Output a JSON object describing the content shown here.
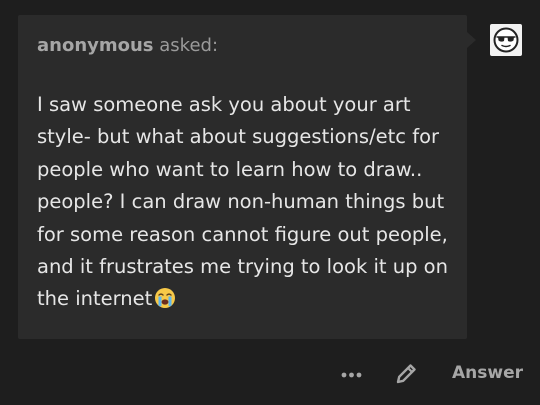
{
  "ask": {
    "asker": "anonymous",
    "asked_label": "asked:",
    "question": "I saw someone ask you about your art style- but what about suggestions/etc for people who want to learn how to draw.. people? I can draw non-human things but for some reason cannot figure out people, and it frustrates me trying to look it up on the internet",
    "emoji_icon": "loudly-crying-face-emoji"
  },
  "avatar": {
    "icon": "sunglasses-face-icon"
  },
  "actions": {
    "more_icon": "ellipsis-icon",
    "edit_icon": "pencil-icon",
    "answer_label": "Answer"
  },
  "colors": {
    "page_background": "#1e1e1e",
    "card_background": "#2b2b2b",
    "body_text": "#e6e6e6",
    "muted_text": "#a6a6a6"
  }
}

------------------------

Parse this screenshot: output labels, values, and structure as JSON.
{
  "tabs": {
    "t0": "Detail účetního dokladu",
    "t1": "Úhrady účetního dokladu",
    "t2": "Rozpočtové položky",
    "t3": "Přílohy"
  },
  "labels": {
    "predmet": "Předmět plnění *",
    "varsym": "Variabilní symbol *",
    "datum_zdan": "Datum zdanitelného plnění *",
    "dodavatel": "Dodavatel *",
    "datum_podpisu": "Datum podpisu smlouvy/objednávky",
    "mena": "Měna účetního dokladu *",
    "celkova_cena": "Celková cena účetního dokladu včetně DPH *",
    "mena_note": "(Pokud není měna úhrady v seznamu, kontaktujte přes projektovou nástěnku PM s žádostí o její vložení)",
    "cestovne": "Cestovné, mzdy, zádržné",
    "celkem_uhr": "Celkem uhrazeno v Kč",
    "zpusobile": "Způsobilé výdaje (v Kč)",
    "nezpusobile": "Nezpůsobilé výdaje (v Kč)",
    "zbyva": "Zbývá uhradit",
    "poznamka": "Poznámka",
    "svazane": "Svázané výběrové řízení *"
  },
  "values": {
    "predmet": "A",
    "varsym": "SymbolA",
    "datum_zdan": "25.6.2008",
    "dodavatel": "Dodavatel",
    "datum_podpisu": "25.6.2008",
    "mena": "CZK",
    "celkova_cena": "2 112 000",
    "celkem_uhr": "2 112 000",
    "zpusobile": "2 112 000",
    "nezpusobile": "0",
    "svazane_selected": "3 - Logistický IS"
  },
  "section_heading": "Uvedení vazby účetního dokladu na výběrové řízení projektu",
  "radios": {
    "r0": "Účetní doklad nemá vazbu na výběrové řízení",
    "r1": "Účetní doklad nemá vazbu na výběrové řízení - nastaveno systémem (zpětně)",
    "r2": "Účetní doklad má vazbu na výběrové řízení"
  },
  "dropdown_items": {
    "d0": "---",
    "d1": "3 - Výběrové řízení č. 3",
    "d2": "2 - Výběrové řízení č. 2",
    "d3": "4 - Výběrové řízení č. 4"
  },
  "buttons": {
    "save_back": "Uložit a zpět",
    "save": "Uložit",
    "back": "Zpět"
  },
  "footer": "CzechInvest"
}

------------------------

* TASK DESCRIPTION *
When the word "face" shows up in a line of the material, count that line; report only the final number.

* OUTPUT FOR THIS TASK *
2